Teenage girls and boys play sports and games together. Then, with the help of a leader gifted at working with youth, they sit on plastic lawn chairs to talk about issues affecting them all. “He included me,” says a girl, sixteen-year-old Beri, of the kind and gentle group leader.” He said, “How do you feel? How are things going?” Beri’s own father had left her family when she was just a little girl. Before coming to the group, she’d been struggling with depression.

As the young women speak, the young men learn to listen. Boys who witnessed their fathers beating their mothers are able to choose a new path for their futures. “I’ve learned how to stop domestic violence, and how to treat women right,” said one 19-year-old man, who says he’s learning things his parents did not know. “I am different from the former generation.”

Michelle presents an Epiphone acoustic guitar to a boy from the Dominican Republic

Strong as steel:
I visited a place where World Vision provides music education to boys and girls, helping them discover their talents. With more self- confidence, they can find the strength to make their own decisions about what they want to do with their lives. For example, a delay in pregnancy, even marriage, will give them more of a chance to finish school and perhaps even start a career.

In situations where women are deprived of their fundamental rights and  freedoms, I always find myself wondering what I can do to help. I do know that education and open communication create awareness and the possibility for change. I want to be a part of that. If I can be a part of something that supports them in their fight, I have to do that.

As a songwriter, I give words to my experiences and observations. The chorus for my new single, “Strong” was written for girls and women around the world.
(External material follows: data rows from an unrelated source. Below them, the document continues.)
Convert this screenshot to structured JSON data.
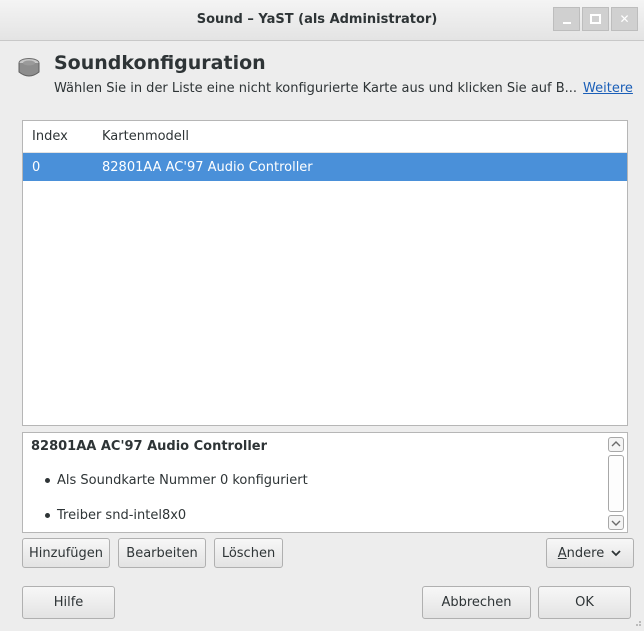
{
  "window": {
    "title": "Sound – YaST (als Administrator)",
    "controls": [
      "minimize-icon",
      "maximize-icon",
      "close-icon"
    ]
  },
  "header": {
    "icon": "speaker-icon",
    "title": "Soundkonfiguration",
    "description": "Wählen Sie in der Liste eine nicht konfigurierte Karte aus und klicken Sie auf B...",
    "more_link": "Weitere"
  },
  "table": {
    "columns": [
      "Index",
      "Kartenmodell"
    ],
    "rows": [
      {
        "index": "0",
        "model": "82801AA AC'97 Audio Controller",
        "selected": true
      }
    ]
  },
  "details": {
    "title": "82801AA AC'97 Audio Controller",
    "items": [
      "Als Soundkarte Nummer 0 konfiguriert",
      "Treiber snd-intel8x0"
    ]
  },
  "actions": {
    "add": "Hinzufügen",
    "edit": "Bearbeiten",
    "delete": "Löschen",
    "other_first": "A",
    "other_rest": "ndere"
  },
  "footer": {
    "help": "Hilfe",
    "cancel": "Abbrechen",
    "ok": "OK"
  },
  "colors": {
    "selection": "#4a90d9",
    "link": "#1b5fb8",
    "window_control": "#d0d0d0"
  }
}
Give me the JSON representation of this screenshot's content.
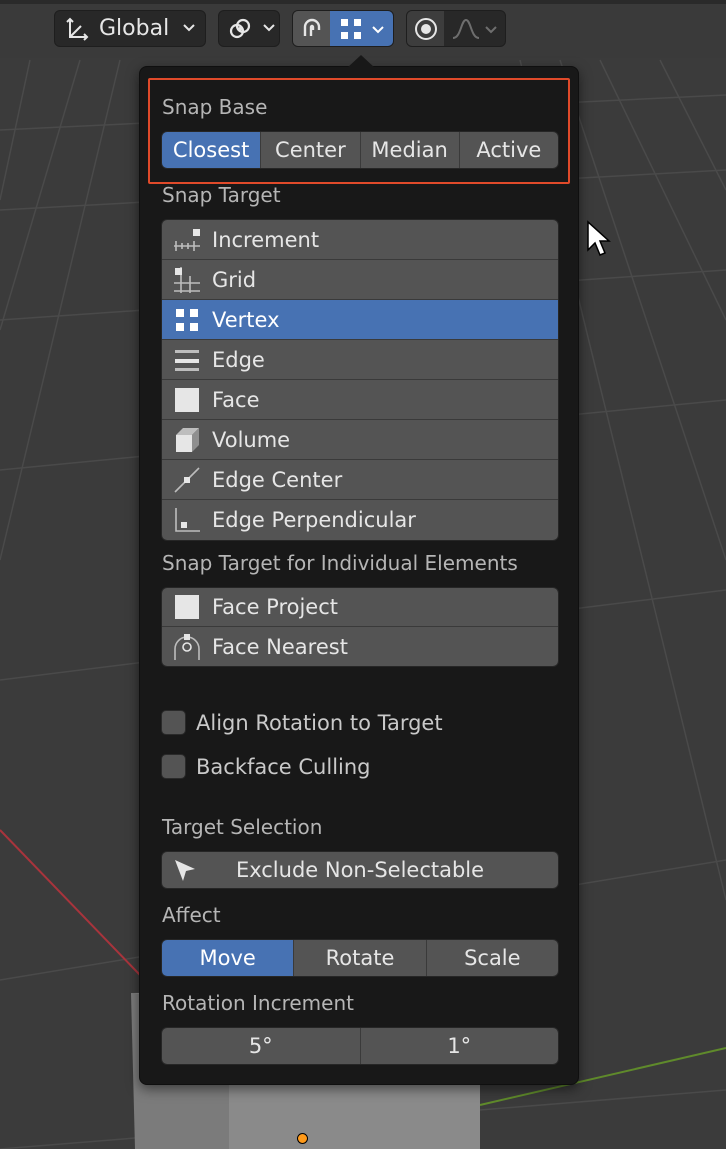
{
  "toolbar": {
    "orientation_label": "Global"
  },
  "popover": {
    "snap_base": {
      "label": "Snap Base",
      "options": [
        "Closest",
        "Center",
        "Median",
        "Active"
      ],
      "selected": "Closest"
    },
    "snap_target": {
      "label": "Snap Target",
      "items": [
        {
          "label": "Increment",
          "icon": "increment-icon"
        },
        {
          "label": "Grid",
          "icon": "grid-icon"
        },
        {
          "label": "Vertex",
          "icon": "vertex-icon",
          "selected": true
        },
        {
          "label": "Edge",
          "icon": "edge-icon"
        },
        {
          "label": "Face",
          "icon": "face-icon"
        },
        {
          "label": "Volume",
          "icon": "volume-icon"
        },
        {
          "label": "Edge Center",
          "icon": "edge-center-icon"
        },
        {
          "label": "Edge Perpendicular",
          "icon": "edge-perpendicular-icon"
        }
      ]
    },
    "individual": {
      "label": "Snap Target for Individual Elements",
      "items": [
        {
          "label": "Face Project",
          "icon": "face-project-icon"
        },
        {
          "label": "Face Nearest",
          "icon": "face-nearest-icon"
        }
      ]
    },
    "align_rotation": {
      "label": "Align Rotation to Target",
      "checked": false
    },
    "backface_culling": {
      "label": "Backface Culling",
      "checked": false
    },
    "target_selection": {
      "label": "Target Selection",
      "value": "Exclude Non-Selectable"
    },
    "affect": {
      "label": "Affect",
      "options": [
        "Move",
        "Rotate",
        "Scale"
      ],
      "selected": "Move"
    },
    "rotation_increment": {
      "label": "Rotation Increment",
      "values": [
        "5°",
        "1°"
      ]
    }
  },
  "colors": {
    "accent": "#4772b3",
    "highlight_border": "#e04a2a",
    "panel_bg": "#181818",
    "button_bg": "#545454"
  }
}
They inspire me and I want to be there for them.

She’s strong as steel
Forged in the fire
Fighting through the scared and the tired
Always darkest before the dawn
She’s strong enough to bend
But never breaking
Strong in the face of the battle raging
Set on moving on
She’s Strong

World Vision Canada and readers can visit  www.worldvision.ca/michellewright to learn more information.